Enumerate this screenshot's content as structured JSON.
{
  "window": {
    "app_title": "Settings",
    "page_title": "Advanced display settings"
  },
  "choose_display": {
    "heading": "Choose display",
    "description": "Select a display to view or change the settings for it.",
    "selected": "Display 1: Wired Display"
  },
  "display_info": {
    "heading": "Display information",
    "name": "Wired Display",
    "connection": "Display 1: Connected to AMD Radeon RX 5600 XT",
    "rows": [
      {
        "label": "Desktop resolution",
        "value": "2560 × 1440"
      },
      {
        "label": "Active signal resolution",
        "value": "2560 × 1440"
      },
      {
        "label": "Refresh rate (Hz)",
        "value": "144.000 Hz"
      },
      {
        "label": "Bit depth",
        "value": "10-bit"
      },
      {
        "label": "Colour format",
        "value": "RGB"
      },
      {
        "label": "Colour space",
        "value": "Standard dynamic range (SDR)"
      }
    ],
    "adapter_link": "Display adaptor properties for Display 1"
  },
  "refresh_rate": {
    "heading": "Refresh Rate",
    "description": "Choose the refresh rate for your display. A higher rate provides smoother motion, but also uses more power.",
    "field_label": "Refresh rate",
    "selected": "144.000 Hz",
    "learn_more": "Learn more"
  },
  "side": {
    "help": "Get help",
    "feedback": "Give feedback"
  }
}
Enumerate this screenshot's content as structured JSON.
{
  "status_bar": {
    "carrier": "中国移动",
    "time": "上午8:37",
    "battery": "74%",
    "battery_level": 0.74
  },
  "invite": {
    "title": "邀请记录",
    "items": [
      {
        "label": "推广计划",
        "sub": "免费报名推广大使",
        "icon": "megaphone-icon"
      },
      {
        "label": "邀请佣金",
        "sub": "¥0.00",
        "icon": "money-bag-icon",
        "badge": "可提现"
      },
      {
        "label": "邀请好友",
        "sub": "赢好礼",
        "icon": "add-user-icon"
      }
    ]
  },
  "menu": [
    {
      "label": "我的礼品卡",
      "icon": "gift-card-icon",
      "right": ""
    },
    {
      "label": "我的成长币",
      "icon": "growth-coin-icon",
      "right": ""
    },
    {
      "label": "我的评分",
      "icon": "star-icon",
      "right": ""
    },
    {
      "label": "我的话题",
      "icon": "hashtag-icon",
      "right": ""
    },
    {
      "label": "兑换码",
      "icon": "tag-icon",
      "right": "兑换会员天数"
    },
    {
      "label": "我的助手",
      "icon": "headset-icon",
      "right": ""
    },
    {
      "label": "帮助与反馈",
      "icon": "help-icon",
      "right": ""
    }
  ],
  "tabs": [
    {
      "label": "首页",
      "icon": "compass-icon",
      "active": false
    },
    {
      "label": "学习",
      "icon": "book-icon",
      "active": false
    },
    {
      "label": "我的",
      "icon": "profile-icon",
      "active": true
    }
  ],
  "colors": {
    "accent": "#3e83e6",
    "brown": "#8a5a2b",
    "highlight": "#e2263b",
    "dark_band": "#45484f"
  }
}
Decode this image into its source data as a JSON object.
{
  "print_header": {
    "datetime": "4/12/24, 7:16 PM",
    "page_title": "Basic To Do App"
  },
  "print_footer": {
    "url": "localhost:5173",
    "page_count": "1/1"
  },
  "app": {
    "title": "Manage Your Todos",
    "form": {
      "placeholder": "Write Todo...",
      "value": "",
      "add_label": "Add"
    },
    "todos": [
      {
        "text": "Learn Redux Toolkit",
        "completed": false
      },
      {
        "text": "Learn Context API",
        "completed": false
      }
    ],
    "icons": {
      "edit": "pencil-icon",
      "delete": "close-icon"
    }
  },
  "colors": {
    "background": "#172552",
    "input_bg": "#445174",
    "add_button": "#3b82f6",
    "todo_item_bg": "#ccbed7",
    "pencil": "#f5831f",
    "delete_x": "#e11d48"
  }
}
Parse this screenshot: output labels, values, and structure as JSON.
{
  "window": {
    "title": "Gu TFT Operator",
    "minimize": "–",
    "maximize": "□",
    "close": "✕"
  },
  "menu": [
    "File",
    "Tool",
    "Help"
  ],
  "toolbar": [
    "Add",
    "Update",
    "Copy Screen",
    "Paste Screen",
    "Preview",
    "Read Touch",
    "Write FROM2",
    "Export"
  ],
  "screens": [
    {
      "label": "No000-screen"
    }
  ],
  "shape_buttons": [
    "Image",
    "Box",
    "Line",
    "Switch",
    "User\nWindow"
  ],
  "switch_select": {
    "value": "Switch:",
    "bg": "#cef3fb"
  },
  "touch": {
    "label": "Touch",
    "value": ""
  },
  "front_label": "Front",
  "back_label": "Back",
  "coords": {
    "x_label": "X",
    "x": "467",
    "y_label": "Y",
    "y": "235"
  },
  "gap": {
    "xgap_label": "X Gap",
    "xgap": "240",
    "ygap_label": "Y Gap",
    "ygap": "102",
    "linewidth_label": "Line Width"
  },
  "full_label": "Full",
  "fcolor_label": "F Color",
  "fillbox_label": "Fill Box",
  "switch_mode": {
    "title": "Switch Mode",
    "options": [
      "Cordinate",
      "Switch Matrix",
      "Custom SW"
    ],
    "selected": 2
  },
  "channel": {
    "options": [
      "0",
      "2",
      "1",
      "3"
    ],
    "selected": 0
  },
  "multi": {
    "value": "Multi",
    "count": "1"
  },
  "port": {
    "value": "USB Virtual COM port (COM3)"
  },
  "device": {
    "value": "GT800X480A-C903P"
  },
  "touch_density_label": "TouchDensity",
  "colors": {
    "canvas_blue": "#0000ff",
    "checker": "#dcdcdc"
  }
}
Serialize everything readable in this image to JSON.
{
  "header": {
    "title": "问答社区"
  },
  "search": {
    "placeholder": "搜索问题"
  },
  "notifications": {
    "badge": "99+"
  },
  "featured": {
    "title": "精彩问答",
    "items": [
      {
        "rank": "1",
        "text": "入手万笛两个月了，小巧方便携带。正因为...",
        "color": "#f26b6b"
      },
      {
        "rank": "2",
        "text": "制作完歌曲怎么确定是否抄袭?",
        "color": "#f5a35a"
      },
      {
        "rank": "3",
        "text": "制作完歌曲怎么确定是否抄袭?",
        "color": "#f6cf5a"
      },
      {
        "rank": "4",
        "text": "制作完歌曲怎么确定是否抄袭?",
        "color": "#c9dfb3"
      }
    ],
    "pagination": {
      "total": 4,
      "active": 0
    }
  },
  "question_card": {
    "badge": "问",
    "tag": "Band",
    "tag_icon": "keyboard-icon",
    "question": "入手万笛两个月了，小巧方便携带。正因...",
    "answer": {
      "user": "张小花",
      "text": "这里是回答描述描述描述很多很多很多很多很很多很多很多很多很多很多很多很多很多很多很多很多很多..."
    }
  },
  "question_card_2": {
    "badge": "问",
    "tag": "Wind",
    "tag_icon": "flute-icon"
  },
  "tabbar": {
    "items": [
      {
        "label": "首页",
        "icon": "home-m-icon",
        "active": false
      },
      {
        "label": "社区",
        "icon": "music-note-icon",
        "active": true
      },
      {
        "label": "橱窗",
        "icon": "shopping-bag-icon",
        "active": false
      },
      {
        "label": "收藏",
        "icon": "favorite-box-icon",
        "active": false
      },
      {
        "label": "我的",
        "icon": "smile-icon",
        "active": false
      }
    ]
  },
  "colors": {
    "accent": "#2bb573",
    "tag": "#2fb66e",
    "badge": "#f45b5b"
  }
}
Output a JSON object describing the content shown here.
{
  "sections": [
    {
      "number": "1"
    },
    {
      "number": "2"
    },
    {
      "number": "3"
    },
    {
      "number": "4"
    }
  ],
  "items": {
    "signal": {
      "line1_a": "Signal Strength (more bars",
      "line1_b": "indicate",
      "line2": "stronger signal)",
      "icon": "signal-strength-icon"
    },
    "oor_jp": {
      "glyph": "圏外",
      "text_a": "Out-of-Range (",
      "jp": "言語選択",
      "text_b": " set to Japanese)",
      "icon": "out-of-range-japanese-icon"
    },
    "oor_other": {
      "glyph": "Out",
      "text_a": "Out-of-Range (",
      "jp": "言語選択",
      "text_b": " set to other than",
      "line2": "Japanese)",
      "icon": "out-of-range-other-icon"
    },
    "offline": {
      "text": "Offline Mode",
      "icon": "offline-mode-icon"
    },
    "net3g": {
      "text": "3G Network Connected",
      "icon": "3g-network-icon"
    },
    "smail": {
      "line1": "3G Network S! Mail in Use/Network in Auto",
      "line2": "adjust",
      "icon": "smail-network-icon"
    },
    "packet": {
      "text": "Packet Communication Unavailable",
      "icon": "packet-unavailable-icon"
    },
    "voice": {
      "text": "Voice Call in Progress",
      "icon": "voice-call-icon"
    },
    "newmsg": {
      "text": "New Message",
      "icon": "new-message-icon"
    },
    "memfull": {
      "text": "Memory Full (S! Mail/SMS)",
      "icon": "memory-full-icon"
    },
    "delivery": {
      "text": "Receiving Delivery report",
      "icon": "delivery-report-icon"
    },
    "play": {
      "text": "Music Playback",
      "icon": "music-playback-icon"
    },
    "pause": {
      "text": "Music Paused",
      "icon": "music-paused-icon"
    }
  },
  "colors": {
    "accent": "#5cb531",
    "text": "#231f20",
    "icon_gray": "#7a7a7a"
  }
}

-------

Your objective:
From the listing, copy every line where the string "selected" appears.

Response box:
    "selected": "Display 1: Wired Display"
    "selected": "144.000 Hz",
    "selected": 2
    "selected": 0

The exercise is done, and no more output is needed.